International standards bodies have raised an alarm over the UK’s game-changing techno-economic policy, breaking with protocol to fire warning shots at the Cabinet Office and calling for a reversal of the open source commitments it made the backbone of its ICT Strategy.
The policy has pitted competition honchos, invigorated by the reforming tide of networked ICT, against trade policy wonks, who preside over a system of international standardisation that encompasses intellectual property law, an immense bureaucracy of engineers, and age-old trade flows.
Back home it already threatens a rift between Cabinet Office and the Department of Business, Innovation and Skills which usually sets standards policy. The British Standards Organisation, operating under BIS mandate, has taken the unprecedented step of warning government to scrap the offending policy or risk breaching its international obligations.
Three European standards bodies have meanwhile written to the Cabinet Office warning its policy is untenable, and the International Standards Organisation is preparing to take the same, unprecedented step of interjecting directly.
The row is emerging over a technocratic definition of systems interoperability standards and the seemingly innocuous Cabinet Office promise to create a level playing field for open source software in public procurement.
But the policy is far more significant, being central to government’s pledge to halt expensive government IT failures, break the stranglehold big IT businesses have over the public purse, and create opportunities for small, local firms in a world dominated by US software monopolies. It is also a vital element of the Big Society reforms.
The government wants open standards of interoperability to replace the proprietary software application interfaces that software companies use as a technocratic means of protecting their markets. It has proposed an open computing infrastructure in which competing systems, or entities such as Big Society service providers, can be swapped in and out without proprietary data protocols deciding who can and cannot participate.
Juan Carlos López Agüí, chairman of the Joint Presidents’ Group (JPG) of European ICT and electronics standards bodies CEN, CENELEC and ETSI, wrote to Cabinet Office minister Francis Maude on 4 May, warning that its ICT policy would isolate the UK from the rest of the world’s system of standardisation.
“The definition of “open standards”…used by the UK government, is on a road towards excluding standards from the majority of the most important standards bodies…from being used in UK public procurement,” said the JPG chairman.
“This belief is based on the fact that the definition refers exclusively to standards that have intellectual property made irrevocably available on a royalty-free basis,” he said in the letter, obtained by Computer Weekly.
The letter fingered a Cabinet Office Procurement Policy Note of 31 January which decreed government should purchase systems using open standards that comprised only of royalty-free intellectual property.
David Bell, who as head of external policy leads BSI relations with government and international bodies, said if the government tried to reference international standards in its systems without paying royalties, “it would break quite a number of international conventions”.
“If the Cabinet Office were to follow through and say that all the standards they reference, including British standards and international standards, have to be made available free of charge, we will be kicked out of the international standards-making community,” said Bell.

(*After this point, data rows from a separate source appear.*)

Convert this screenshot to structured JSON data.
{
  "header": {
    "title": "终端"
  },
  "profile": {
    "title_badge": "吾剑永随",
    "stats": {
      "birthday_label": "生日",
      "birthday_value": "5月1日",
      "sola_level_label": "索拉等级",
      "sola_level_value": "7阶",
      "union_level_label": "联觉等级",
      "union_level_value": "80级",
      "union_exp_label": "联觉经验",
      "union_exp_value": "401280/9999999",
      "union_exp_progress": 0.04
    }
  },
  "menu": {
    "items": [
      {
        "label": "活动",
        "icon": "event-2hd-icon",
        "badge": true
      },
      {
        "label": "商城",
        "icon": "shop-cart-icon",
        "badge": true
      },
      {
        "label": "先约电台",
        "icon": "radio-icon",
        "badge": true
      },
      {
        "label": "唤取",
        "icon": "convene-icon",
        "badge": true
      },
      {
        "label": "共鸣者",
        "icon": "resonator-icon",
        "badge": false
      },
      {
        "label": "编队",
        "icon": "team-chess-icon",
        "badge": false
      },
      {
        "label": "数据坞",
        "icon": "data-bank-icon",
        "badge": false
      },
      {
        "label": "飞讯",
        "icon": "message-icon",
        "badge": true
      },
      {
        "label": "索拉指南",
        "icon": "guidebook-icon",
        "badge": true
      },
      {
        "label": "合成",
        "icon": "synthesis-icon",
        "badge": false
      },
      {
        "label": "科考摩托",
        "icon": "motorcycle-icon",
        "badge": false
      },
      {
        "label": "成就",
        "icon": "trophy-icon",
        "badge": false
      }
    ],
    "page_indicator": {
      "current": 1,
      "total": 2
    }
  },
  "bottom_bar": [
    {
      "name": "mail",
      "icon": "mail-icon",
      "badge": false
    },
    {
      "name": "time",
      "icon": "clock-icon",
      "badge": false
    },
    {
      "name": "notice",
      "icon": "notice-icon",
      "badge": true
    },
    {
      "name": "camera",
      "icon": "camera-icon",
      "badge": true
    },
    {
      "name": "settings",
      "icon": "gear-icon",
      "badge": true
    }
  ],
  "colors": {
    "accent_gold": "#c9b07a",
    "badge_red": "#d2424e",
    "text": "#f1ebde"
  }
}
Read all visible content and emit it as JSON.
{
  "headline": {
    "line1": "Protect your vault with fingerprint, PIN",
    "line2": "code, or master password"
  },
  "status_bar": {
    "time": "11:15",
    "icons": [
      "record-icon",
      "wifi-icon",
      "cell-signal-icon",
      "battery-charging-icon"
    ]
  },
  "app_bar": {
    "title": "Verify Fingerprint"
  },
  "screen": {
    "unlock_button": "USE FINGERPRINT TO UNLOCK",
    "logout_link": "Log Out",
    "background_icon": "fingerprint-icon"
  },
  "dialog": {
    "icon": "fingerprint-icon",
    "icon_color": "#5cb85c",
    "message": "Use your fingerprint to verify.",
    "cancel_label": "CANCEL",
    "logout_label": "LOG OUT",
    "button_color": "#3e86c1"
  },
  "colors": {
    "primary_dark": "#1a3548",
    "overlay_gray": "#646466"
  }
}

The open systems movement is striving to prevent rights holders damning information flows by claiming royalties on data protocols.
Gerry Gavigan, chairman on the Open Source Consortium and member of a BSI ICT standards committee at the centre of the furore, said: “If you charge royalties for a standard, are you a cartel? If you require to use a standard and you have to pay money to play, that feels so much like a cartel to me.”
Andy Updegrove, a Boston lawyer specialising in standards, said the UK was one of a number of countries refusing to relinquish the royalty-free interoperability principle despite the European Commissions’ retreat under intense lobbying from rights holders.
The EC erased the royalty-free clause from its European Interoperability Framework last year, putting it in line with the preferences of large software companies and international standards bodies. It had introduced the clause in 2004, the same year it prosecuted Microsoft for preventing competitors accessing proprietary interfaces used its market-dominating software.
The motivation of UK ICT policy was illustrated last year when Bristol City Council gave up trying to use alternatives to Microsoft Office because it was impossible to operate without using proprietary Microsoft document standards. It has committed to buying Microsoft instead.
Liam Maxwell, councillor for the Royal Borough Council of Windsor & Maidenhead, told a meeting of the British Computer Society’s Open Source Group last night how the Big Society envisioned service providing units being swapped like cassettes.
“It will only work if we have a set of standards,” said Maxwell, who co-wrote Conservative technology policy.
A Cabinet Office spokeswoman said the open standards policy was “not set in stone” and the UK definition of an open standard had been up for consultation since it invited the public to complete a survey on the matter in February.
A BIS spokesman said in a written statement:” BIS is aware of the Cabinet Office documents relating to the use of Royalty Free open standards for government ICT procurement and note their views in this regard.”